Records from a dataset
—————
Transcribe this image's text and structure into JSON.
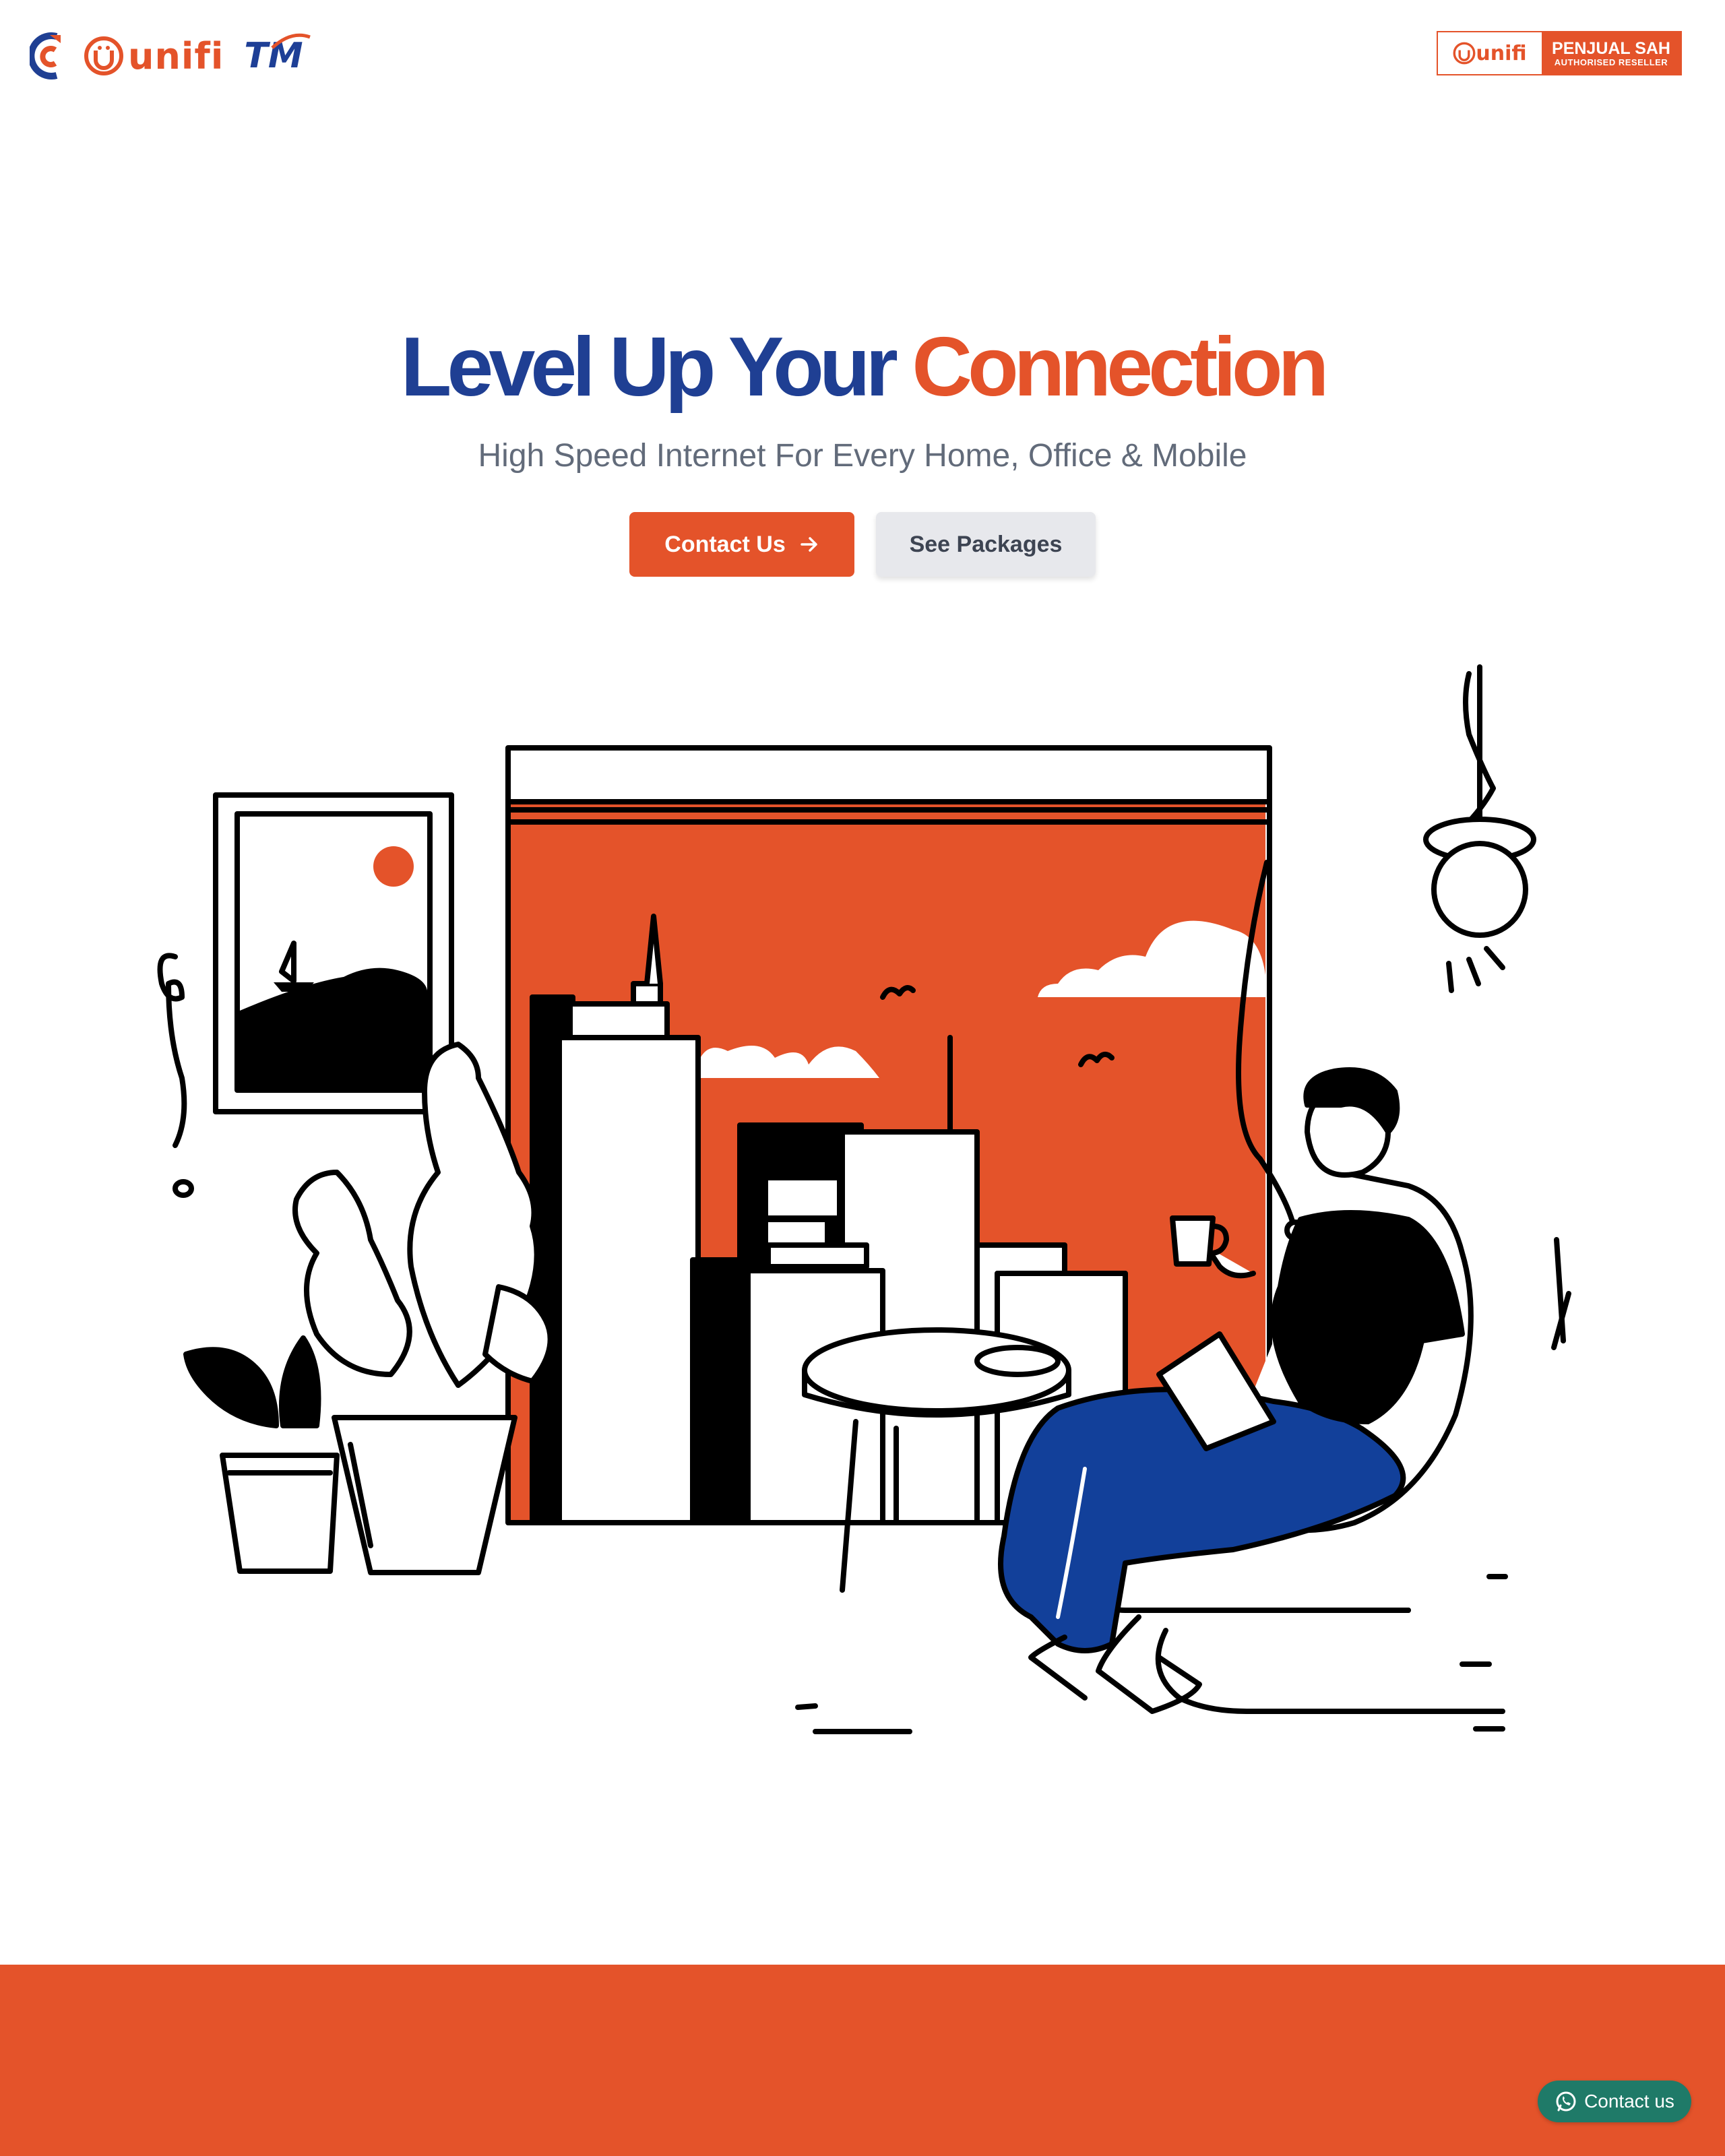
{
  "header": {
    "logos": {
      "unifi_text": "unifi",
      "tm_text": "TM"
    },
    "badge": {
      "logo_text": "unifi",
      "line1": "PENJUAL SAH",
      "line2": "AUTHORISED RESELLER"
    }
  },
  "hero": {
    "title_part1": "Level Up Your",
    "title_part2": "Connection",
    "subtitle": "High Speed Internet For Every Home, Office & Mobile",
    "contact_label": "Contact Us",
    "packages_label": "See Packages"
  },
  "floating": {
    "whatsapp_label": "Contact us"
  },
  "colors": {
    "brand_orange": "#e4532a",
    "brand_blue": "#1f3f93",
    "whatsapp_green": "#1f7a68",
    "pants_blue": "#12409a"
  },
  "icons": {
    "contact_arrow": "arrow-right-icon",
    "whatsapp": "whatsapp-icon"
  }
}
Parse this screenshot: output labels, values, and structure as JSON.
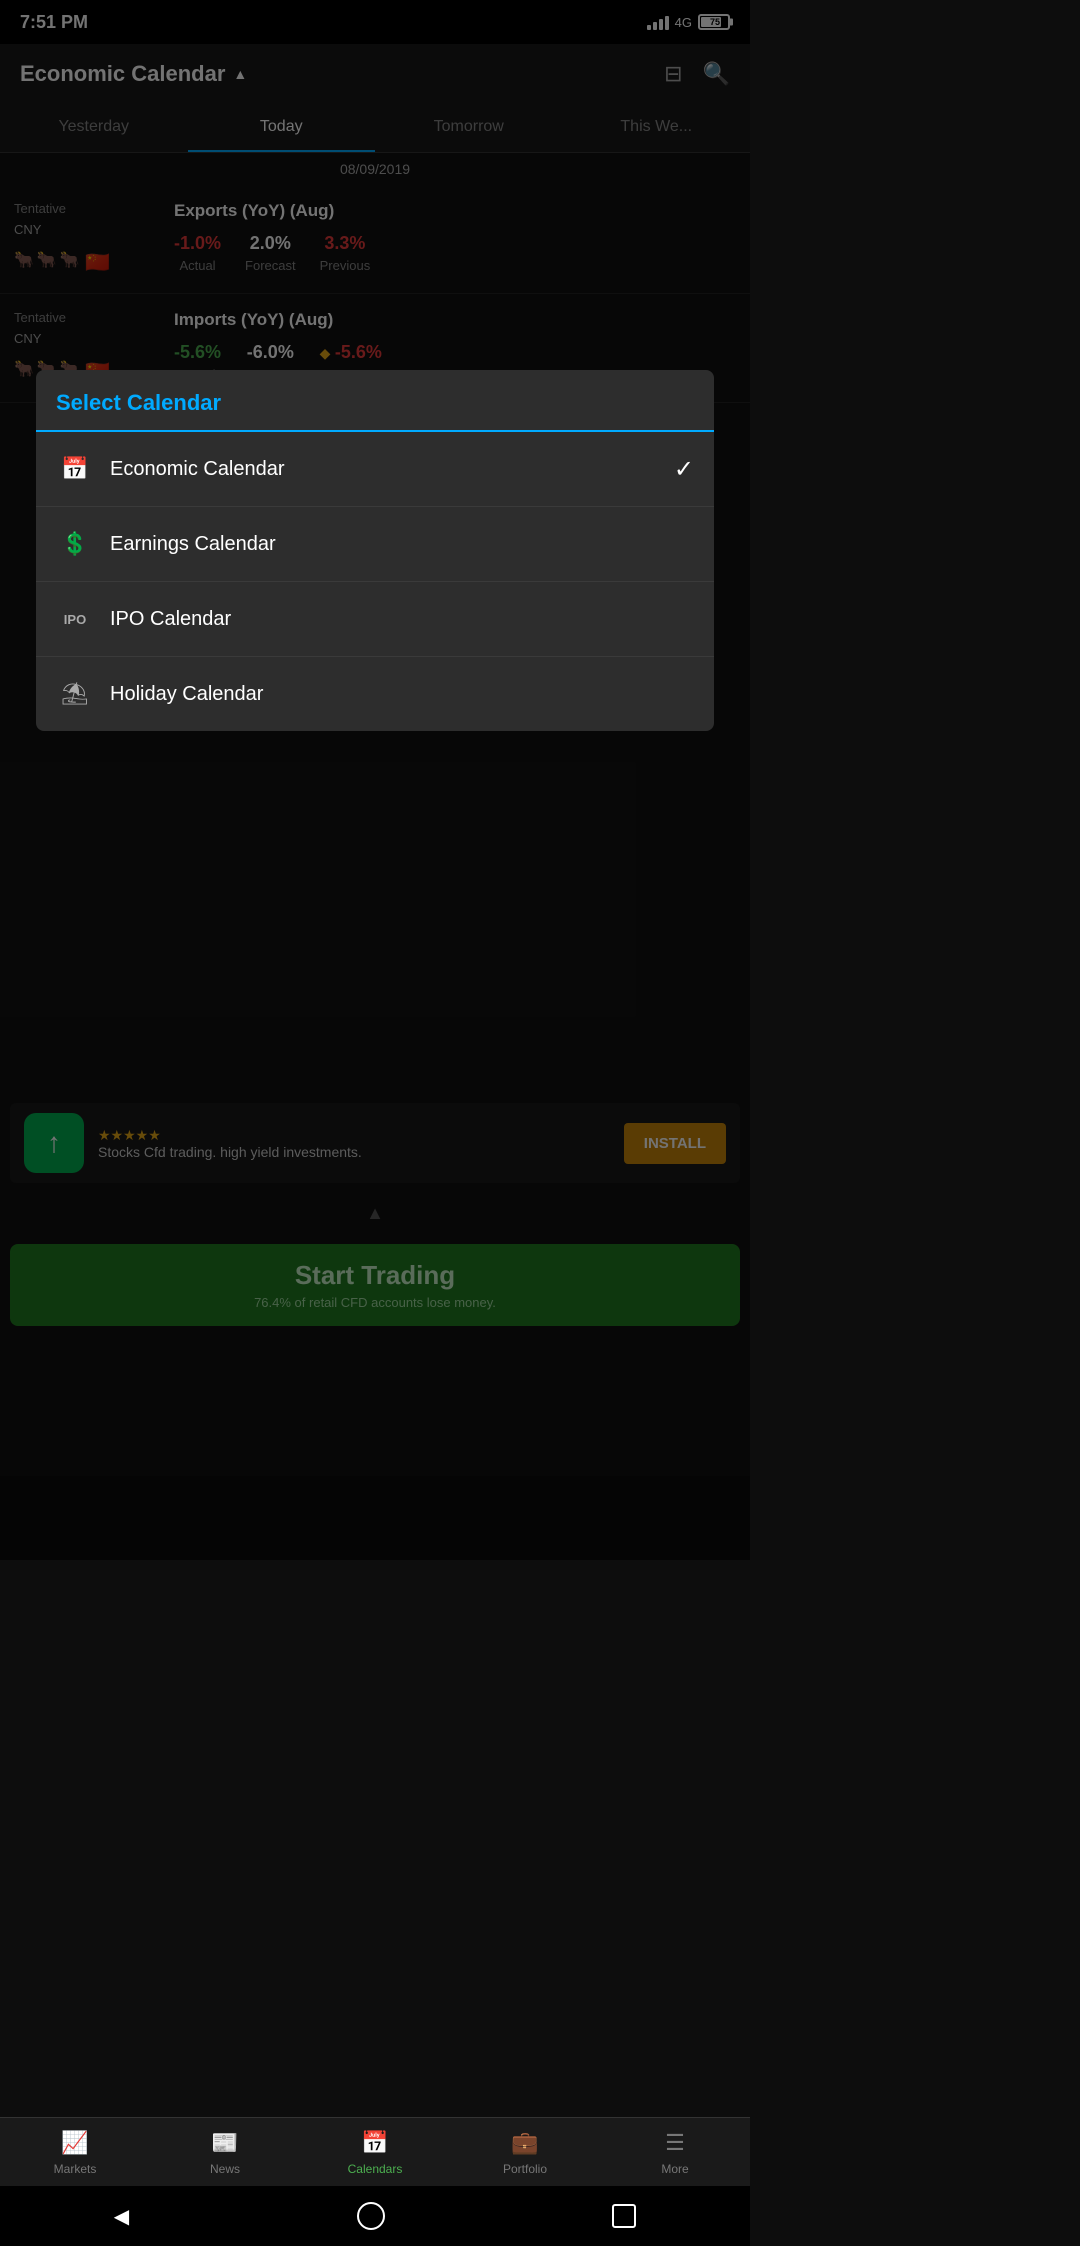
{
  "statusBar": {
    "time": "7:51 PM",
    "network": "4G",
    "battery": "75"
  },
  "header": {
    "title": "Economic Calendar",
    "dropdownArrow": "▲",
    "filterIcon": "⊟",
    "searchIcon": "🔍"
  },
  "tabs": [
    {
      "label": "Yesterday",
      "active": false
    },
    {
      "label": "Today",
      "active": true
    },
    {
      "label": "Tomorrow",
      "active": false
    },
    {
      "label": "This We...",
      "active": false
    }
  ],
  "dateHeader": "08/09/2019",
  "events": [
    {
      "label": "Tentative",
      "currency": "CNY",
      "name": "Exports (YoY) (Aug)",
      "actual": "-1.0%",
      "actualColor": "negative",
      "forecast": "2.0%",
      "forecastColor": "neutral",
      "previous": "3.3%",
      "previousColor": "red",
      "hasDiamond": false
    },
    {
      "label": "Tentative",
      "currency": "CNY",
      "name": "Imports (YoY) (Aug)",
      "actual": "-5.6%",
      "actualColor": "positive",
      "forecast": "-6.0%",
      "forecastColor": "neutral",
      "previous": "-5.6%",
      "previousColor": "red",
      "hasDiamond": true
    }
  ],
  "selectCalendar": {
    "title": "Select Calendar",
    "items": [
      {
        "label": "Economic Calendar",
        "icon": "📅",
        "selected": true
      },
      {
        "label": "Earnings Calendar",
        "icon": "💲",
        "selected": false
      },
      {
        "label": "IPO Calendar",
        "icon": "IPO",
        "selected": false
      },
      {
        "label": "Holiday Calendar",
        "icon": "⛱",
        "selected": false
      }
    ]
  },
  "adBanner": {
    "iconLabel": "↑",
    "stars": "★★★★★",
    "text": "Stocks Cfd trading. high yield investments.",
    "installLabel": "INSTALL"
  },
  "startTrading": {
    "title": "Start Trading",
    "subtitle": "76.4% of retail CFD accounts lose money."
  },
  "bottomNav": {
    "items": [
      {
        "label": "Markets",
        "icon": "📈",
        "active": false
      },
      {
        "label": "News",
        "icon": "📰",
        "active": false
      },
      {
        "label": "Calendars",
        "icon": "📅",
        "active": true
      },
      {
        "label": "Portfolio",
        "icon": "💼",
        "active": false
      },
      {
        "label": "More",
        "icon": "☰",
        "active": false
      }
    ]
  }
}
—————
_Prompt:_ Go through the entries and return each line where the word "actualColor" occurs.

_Reply to the task:_
      "actualColor": "negative",
      "actualColor": "positive",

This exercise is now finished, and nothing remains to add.